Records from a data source
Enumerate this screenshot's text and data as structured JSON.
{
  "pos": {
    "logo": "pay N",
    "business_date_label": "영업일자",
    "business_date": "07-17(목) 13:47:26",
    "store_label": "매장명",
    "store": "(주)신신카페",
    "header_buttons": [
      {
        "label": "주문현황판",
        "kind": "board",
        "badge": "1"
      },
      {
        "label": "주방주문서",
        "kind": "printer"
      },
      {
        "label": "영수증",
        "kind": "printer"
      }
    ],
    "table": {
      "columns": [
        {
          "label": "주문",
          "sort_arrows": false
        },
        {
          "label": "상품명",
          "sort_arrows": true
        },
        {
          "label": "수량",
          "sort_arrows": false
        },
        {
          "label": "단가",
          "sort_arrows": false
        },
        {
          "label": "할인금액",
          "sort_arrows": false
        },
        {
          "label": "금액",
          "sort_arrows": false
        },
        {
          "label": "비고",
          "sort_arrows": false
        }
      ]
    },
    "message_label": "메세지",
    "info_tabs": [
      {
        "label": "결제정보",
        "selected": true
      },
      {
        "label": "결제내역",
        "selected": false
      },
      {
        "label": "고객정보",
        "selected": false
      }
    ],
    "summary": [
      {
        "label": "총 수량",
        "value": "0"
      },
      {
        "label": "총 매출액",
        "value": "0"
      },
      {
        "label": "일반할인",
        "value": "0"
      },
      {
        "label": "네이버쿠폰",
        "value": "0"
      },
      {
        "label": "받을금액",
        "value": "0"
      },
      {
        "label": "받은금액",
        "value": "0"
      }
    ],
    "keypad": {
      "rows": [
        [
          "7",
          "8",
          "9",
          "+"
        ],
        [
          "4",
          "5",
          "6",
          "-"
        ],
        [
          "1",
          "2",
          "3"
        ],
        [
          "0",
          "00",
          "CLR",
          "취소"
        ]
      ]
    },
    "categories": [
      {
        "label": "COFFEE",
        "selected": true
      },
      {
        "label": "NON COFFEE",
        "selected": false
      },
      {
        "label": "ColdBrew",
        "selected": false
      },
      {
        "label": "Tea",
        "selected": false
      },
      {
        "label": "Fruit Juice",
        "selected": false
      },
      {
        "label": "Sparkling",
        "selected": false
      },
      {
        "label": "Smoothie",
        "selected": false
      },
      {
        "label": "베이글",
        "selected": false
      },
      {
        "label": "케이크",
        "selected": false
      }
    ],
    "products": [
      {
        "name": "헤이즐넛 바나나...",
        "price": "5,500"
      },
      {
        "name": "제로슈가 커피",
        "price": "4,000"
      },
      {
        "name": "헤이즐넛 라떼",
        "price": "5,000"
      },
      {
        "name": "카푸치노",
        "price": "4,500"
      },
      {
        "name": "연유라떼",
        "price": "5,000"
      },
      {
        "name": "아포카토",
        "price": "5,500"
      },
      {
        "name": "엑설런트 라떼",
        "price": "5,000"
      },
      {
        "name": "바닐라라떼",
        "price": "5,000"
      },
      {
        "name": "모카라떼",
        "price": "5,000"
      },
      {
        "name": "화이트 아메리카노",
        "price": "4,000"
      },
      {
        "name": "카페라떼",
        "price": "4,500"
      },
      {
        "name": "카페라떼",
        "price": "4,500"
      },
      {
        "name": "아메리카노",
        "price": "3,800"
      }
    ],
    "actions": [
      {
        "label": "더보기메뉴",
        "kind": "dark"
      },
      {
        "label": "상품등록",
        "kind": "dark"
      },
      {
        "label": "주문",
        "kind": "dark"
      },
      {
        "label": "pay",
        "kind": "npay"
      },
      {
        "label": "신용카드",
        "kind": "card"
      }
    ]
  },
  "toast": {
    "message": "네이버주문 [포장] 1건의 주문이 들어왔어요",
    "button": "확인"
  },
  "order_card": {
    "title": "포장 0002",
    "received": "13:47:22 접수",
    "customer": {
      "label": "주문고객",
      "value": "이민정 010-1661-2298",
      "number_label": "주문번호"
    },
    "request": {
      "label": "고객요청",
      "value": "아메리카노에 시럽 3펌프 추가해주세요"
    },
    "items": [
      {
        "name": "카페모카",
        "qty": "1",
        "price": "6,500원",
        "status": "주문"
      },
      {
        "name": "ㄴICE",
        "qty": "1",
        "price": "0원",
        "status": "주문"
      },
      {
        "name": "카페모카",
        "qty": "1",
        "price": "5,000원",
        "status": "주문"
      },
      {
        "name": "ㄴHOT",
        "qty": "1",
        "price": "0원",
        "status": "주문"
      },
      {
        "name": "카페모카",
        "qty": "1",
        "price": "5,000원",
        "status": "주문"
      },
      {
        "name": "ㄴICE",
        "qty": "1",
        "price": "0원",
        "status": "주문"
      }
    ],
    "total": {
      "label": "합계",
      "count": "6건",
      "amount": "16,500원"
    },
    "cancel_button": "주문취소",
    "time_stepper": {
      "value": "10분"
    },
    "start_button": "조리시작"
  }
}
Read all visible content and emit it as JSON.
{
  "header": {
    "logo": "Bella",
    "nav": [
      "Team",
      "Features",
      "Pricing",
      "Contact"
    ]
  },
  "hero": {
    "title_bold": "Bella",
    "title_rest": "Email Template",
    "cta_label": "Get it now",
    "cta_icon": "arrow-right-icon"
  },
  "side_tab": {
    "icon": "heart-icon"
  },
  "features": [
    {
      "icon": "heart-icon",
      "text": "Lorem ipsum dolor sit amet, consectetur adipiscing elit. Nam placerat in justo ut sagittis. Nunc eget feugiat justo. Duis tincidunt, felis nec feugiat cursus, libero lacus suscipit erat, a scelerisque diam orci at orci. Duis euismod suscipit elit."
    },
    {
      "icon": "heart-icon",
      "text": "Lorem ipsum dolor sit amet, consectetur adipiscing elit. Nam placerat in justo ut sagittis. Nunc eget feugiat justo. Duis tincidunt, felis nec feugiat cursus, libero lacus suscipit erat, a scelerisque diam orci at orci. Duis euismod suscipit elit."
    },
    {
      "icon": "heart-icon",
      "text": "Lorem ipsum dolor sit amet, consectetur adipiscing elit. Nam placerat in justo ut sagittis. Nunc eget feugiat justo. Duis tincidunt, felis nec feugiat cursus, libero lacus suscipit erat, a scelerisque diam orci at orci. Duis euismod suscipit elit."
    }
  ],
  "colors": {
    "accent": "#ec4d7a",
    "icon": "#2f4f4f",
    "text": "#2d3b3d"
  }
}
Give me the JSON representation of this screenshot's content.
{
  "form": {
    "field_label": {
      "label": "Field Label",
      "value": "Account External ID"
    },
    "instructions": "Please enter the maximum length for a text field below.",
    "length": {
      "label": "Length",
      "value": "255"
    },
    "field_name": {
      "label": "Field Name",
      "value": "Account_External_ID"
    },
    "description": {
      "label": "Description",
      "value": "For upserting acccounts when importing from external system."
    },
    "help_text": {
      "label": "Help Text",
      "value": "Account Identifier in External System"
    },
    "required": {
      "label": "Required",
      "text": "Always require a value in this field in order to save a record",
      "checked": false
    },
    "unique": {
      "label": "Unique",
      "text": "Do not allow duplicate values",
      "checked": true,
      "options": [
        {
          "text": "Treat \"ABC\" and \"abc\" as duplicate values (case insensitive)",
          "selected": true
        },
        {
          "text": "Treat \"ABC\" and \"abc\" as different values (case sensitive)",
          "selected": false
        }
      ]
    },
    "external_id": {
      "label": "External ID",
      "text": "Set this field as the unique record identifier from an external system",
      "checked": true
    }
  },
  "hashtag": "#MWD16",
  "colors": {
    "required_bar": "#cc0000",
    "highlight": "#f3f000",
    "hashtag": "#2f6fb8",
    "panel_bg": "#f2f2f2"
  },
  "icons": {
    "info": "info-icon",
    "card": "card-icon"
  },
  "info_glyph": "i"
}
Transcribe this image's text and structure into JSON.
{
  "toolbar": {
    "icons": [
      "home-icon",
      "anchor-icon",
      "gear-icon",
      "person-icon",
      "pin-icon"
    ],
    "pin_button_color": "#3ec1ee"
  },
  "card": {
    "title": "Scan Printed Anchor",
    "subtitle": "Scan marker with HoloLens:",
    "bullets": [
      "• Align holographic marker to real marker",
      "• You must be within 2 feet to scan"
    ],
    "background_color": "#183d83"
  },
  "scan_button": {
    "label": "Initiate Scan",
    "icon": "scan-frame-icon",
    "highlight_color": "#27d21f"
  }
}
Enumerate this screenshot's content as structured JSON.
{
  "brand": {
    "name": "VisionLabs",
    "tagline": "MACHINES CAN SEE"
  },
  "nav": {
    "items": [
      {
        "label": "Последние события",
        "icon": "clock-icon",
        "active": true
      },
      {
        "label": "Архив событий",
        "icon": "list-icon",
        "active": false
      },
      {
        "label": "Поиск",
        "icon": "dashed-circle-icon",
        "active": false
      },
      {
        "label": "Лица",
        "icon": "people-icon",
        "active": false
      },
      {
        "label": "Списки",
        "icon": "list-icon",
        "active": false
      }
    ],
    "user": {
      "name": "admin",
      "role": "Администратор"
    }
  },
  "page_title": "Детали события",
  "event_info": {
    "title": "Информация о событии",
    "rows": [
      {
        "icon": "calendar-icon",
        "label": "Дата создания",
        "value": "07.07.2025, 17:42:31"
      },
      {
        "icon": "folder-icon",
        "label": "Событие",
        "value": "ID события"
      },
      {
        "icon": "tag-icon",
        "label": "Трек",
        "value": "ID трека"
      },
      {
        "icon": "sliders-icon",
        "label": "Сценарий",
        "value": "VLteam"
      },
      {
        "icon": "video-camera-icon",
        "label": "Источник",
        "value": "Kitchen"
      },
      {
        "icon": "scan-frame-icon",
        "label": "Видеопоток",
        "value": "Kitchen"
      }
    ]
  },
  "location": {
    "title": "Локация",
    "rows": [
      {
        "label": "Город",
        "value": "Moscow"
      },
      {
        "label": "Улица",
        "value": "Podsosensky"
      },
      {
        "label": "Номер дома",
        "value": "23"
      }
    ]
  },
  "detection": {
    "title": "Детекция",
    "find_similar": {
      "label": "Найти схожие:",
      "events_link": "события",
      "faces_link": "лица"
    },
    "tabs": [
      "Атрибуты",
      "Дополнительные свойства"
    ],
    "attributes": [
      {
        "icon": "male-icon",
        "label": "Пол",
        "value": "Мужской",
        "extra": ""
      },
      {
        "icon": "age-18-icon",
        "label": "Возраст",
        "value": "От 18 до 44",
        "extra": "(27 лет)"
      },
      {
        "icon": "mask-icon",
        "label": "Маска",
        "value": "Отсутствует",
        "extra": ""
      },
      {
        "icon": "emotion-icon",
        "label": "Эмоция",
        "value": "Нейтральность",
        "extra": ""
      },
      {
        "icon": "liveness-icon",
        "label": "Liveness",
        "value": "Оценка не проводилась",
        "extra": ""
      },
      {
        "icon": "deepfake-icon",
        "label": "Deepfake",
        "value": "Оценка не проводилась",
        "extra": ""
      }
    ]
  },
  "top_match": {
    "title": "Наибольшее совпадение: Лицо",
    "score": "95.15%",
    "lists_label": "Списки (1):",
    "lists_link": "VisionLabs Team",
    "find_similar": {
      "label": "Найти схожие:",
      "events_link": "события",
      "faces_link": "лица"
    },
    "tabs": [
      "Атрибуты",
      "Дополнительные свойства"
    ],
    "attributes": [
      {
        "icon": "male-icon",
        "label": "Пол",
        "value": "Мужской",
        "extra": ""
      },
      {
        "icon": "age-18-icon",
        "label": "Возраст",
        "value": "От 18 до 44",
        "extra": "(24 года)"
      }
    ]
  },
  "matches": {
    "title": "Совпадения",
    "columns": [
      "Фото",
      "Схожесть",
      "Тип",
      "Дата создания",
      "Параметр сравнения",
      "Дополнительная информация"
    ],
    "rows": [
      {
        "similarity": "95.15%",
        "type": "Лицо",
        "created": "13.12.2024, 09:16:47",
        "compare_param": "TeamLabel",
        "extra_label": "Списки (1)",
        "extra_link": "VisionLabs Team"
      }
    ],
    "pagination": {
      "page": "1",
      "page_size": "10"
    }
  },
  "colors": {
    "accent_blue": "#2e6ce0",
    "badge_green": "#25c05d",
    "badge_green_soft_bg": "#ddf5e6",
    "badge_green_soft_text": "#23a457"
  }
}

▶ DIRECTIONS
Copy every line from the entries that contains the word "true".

▶ OUTPUT FOR THIS EXERCISE
          "sort_arrows": true
        "selected": true
        "selected": true
      "checked": true,
          "selected": true
      "checked": true
        "active": true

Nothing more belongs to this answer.